What can that pattern, and in particular Seneca’s attitude toward anger, tell us today? At a time when our newly retired president has bequeathed, as his parting gift, an inferno of anger threatening to consume us all, what would Seneca advise? Would he concede that anger is the appropriate response to injustice? Or would he insist that anger, even when sparked by the acts of a mad ruler, threatens to become unbridled fury, deaf to the voice of reason?

Advice of a kind might be found in “On Mercy.” Seneca argues that a magnanimous ruler is a good ruler, especially when he shows clemency to those who have committed grave crimes. For Seneca, the reason behind this claim is, once again, reason itself. Minding his Stoic principles, Seneca declares that forgiveness should result from reason, and not from weakness (much less self-interested or partisan motives). Indeed, clemency should never be driven by pity, for that is a disorder of the mind no less than anger, and also capable of undermining reason. The Stoic sage, Seneca observes, “cannot be affected by any disorder: his mind is calm, and nothing can possibly happen to ruffle it.”

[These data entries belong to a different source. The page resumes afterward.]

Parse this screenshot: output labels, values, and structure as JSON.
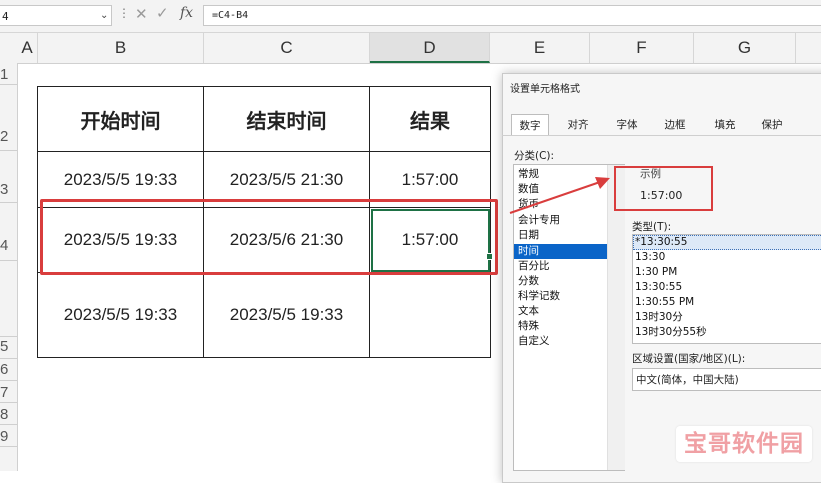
{
  "formula_bar": {
    "name_box": "4",
    "formula": "=C4-B4",
    "fx_label": "fx",
    "cancel_glyph": "✕",
    "enter_glyph": "✓",
    "dots": "⋮"
  },
  "column_headers": [
    "A",
    "B",
    "C",
    "D",
    "E",
    "F",
    "G"
  ],
  "row_headers": [
    "1",
    "2",
    "3",
    "4",
    "5",
    "6",
    "7",
    "8",
    "9"
  ],
  "table": {
    "headers": [
      "开始时间",
      "结束时间",
      "结果"
    ],
    "rows": [
      [
        "2023/5/5 19:33",
        "2023/5/5 21:30",
        "1:57:00"
      ],
      [
        "2023/5/5 19:33",
        "2023/5/6 21:30",
        "1:57:00"
      ],
      [
        "2023/5/5 19:33",
        "2023/5/5 19:33",
        ""
      ]
    ]
  },
  "dialog": {
    "title": "设置单元格格式",
    "tabs": [
      "数字",
      "对齐",
      "字体",
      "边框",
      "填充",
      "保护"
    ],
    "active_tab": "数字",
    "category_label": "分类(C):",
    "categories": [
      "常规",
      "数值",
      "货币",
      "会计专用",
      "日期",
      "时间",
      "百分比",
      "分数",
      "科学记数",
      "文本",
      "特殊",
      "自定义"
    ],
    "selected_category": "时间",
    "sample_label": "示例",
    "sample_value": "1:57:00",
    "type_label": "类型(T):",
    "types": [
      "*13:30:55",
      "13:30",
      "1:30 PM",
      "13:30:55",
      "1:30:55 PM",
      "13时30分",
      "13时30分55秒"
    ],
    "selected_type": "*13:30:55",
    "locale_label": "区域设置(国家/地区)(L):",
    "locale_value": "中文(简体，中国大陆)"
  },
  "watermark": "宝哥软件园",
  "colors": {
    "highlight_red": "#d93d3d",
    "excel_green": "#1e7145",
    "selection_blue": "#0a64c8"
  }
}
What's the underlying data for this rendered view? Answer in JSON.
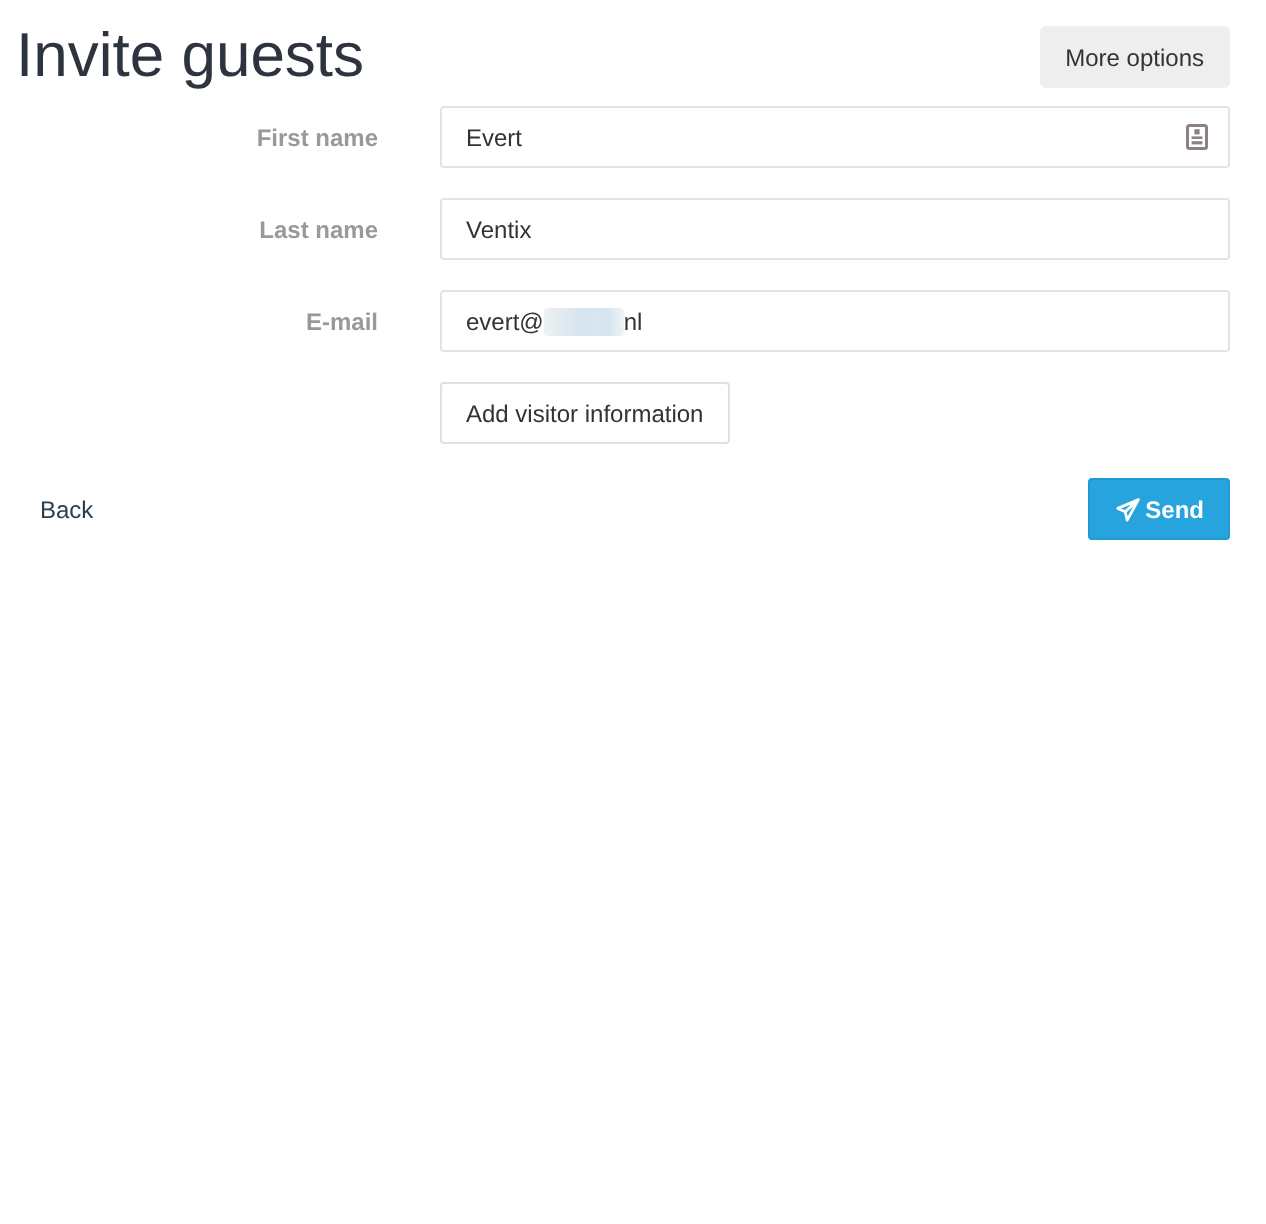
{
  "header": {
    "title": "Invite guests",
    "more_options_button": "More options"
  },
  "form": {
    "fields": [
      {
        "label": "First name",
        "value": "Evert",
        "kind": "card"
      },
      {
        "label": "Last name",
        "value": "Ventix",
        "kind": "plain"
      },
      {
        "label": "E-mail",
        "value": "evert@",
        "value_end": "nl",
        "kind": "redacted"
      }
    ],
    "add_button": "Add visitor information"
  },
  "actions": {
    "back_link": "Back",
    "send_button": "Send"
  }
}
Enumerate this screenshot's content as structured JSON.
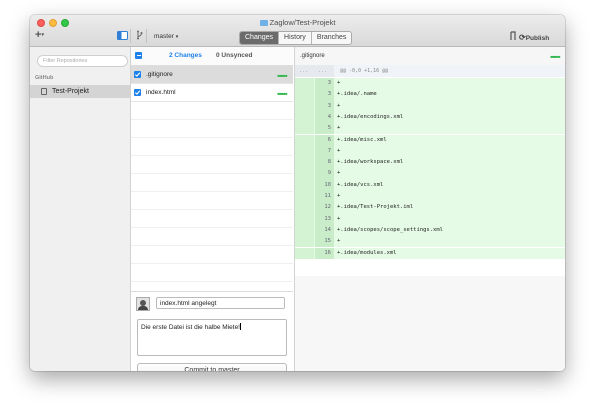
{
  "window": {
    "title": "Zaglow/Test-Projekt"
  },
  "toolbar": {
    "add_label": "+",
    "branch": "master",
    "tabs": [
      {
        "label": "Changes",
        "active": true
      },
      {
        "label": "History",
        "active": false
      },
      {
        "label": "Branches",
        "active": false
      }
    ],
    "sync_label": "Publish"
  },
  "sidebar": {
    "filter_placeholder": "Filter Repositories",
    "section": "GitHub",
    "repos": [
      {
        "label": "Test-Projekt",
        "selected": true
      }
    ]
  },
  "changes": {
    "tab_changes": "2 Changes",
    "tab_unsynced": "0 Unsynced",
    "files": [
      {
        "name": ".gitignore",
        "checked": true,
        "selected": true,
        "stat": "■■■■■"
      },
      {
        "name": "index.html",
        "checked": true,
        "selected": false,
        "stat": "■■■■■"
      }
    ]
  },
  "commit": {
    "summary": "index.html angelegt",
    "description": "Die erste Datei ist die halbe Miete!",
    "button": "Commit to master"
  },
  "diff": {
    "file": ".gitignore",
    "stat": "■■■■■",
    "hunk_gutter_old": "...",
    "hunk_gutter_new": "...",
    "hunk_header": "@@ -0,0 +1,16 @@",
    "lines": [
      {
        "num": "3",
        "text": "+"
      },
      {
        "num": "3",
        "text": "+.idea/.name"
      },
      {
        "num": "3",
        "text": "+"
      },
      {
        "num": "4",
        "text": "+.idea/encodings.xml"
      },
      {
        "num": "5",
        "text": "+"
      },
      {
        "num": "6",
        "text": "+.idea/misc.xml"
      },
      {
        "num": "7",
        "text": "+"
      },
      {
        "num": "8",
        "text": "+.idea/workspace.xml"
      },
      {
        "num": "9",
        "text": "+"
      },
      {
        "num": "10",
        "text": "+.idea/vcs.xml"
      },
      {
        "num": "11",
        "text": "+"
      },
      {
        "num": "12",
        "text": "+.idea/Test-Projekt.iml"
      },
      {
        "num": "13",
        "text": "+"
      },
      {
        "num": "14",
        "text": "+.idea/scopes/scope_settings.xml"
      },
      {
        "num": "15",
        "text": "+"
      },
      {
        "num": "16",
        "text": "+.idea/modules.xml"
      }
    ]
  },
  "colors": {
    "accent": "#1e82ea",
    "added_bg": "#e5fbe5",
    "stat_green": "#2fb64a"
  }
}
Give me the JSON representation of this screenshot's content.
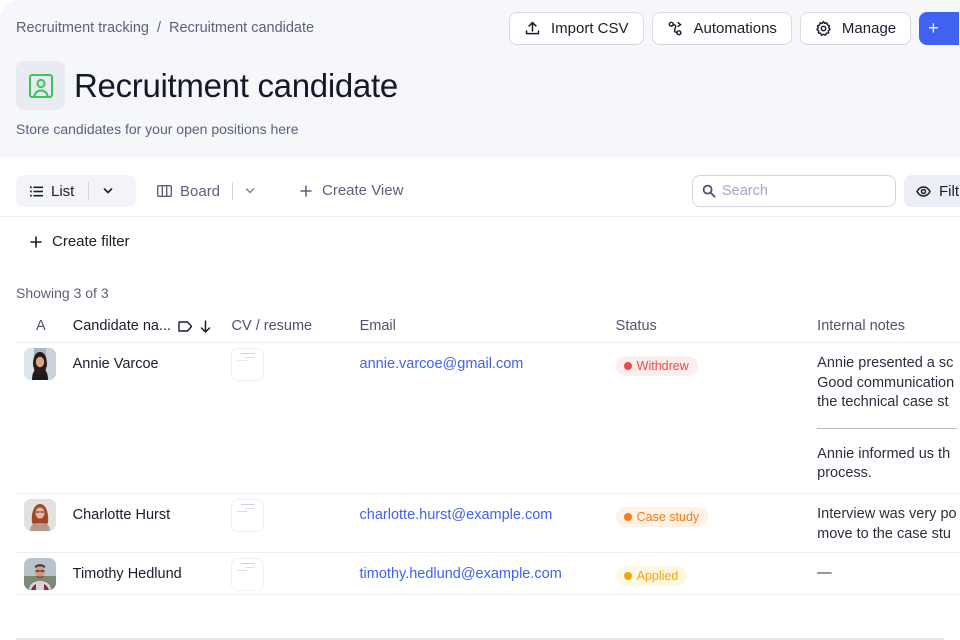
{
  "breadcrumb": [
    "Recruitment tracking",
    "Recruitment candidate"
  ],
  "breadcrumb_separator": "/",
  "actions": {
    "import_csv": "Import CSV",
    "automations": "Automations",
    "manage": "Manage",
    "add": "+"
  },
  "page": {
    "title": "Recruitment candidate",
    "subtitle": "Store candidates for your open positions here",
    "icon": "contact-card-icon",
    "icon_color": "#3cc35a"
  },
  "views": {
    "list_label": "List",
    "board_label": "Board",
    "create_view_label": "Create View",
    "search_placeholder": "Search",
    "search_value": "",
    "filter_label": "Filt"
  },
  "filters": {
    "create_filter_label": "Create filter"
  },
  "table": {
    "showing": "Showing 3 of 3",
    "columns": {
      "a": "A",
      "name": "Candidate na...",
      "cv": "CV / resume",
      "email": "Email",
      "status": "Status",
      "notes": "Internal notes"
    },
    "rows": [
      {
        "name": "Annie Varcoe",
        "email": "annie.varcoe@gmail.com",
        "status": "Withdrew",
        "status_color": "#f04848",
        "status_bg": "#fdeeee",
        "notes": [
          "Annie presented a sc",
          "Good communication",
          "the technical case st"
        ],
        "notes_2": [
          "Annie informed us th",
          "process."
        ]
      },
      {
        "name": "Charlotte Hurst",
        "email": "charlotte.hurst@example.com",
        "status": "Case study",
        "status_color": "#f57c17",
        "status_bg": "#fef2e6",
        "notes": [
          "Interview was very po",
          "move to the case stu"
        ]
      },
      {
        "name": "Timothy Hedlund",
        "email": "timothy.hedlund@example.com",
        "status": "Applied",
        "status_color": "#f5a50a",
        "status_bg": "#fef8df",
        "notes": [
          "—"
        ]
      }
    ]
  },
  "colors": {
    "accent": "#3f63f0",
    "link": "#3f63f0",
    "header_bg": "#f6f7fb"
  }
}
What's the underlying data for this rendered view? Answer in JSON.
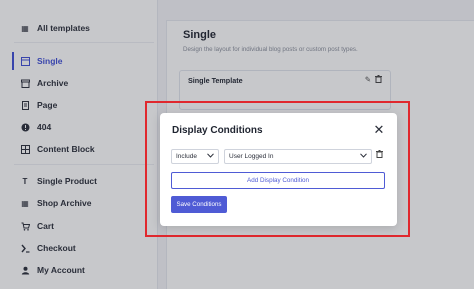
{
  "sidebar": {
    "items": [
      {
        "label": "All templates",
        "icon": "grid-icon",
        "active": false
      },
      {
        "label": "Single",
        "icon": "layout-icon",
        "active": true
      },
      {
        "label": "Archive",
        "icon": "archive-icon",
        "active": false
      },
      {
        "label": "Page",
        "icon": "page-icon",
        "active": false
      },
      {
        "label": "404",
        "icon": "alert-icon",
        "active": false
      },
      {
        "label": "Content Block",
        "icon": "block-icon",
        "active": false
      },
      {
        "label": "Single Product",
        "icon": "text-icon",
        "active": false
      },
      {
        "label": "Shop Archive",
        "icon": "grid-icon",
        "active": false
      },
      {
        "label": "Cart",
        "icon": "cart-icon",
        "active": false
      },
      {
        "label": "Checkout",
        "icon": "checkout-icon",
        "active": false
      },
      {
        "label": "My Account",
        "icon": "user-icon",
        "active": false
      }
    ]
  },
  "main": {
    "title": "Single",
    "description": "Design the layout for individual blog posts or custom post types.",
    "template_card": {
      "title": "Single Template"
    }
  },
  "modal": {
    "title": "Display Conditions",
    "include_select": {
      "value": "Include"
    },
    "condition_select": {
      "value": "User Logged In"
    },
    "add_condition_label": "Add Display Condition",
    "save_label": "Save Conditions"
  },
  "colors": {
    "accent": "#4f5bd5",
    "highlight": "#e0282e"
  }
}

Yet perhaps it is a pity that pity, along with anger, falls victim to Seneca’s take-no-prisoner approach to the passions. Perhaps Seneca himself should have gotten angry. And if reason is in danger of losing its rein on anger, then pity may come to its aid. Pity understood not as weakness, but as a recognition of the equality and dignity, the fallibility and vulnerability, of our fellow humans. Both of these passions are not just natural but crucial. It would be not just unnatural but unsettling if we were not deeply angered at the attempted insurrection two weeks ago. But as we look to the weeks, months, and years ahead, it would be no less unsettling and unnatural if we did not harness that anger to reason, and perhaps even to clemency.

Permission required for reprinting, reproducing, or other uses.

John T. Scott and Robert Zaretsky co-authored this essay. John T. Scott is a professor in the political science department at the University of California, Davis. His specialty is the history of political thought from the Renaissance to the Enlightenment. Robert Zaretsky teaches at the University of Houston. His new book, The Subversive Simone Weil: A Life in Five Ideas, will be published in February.


Please enter a valid email address
That address is already in use
The security code entered was incorrect
Thanks for signing up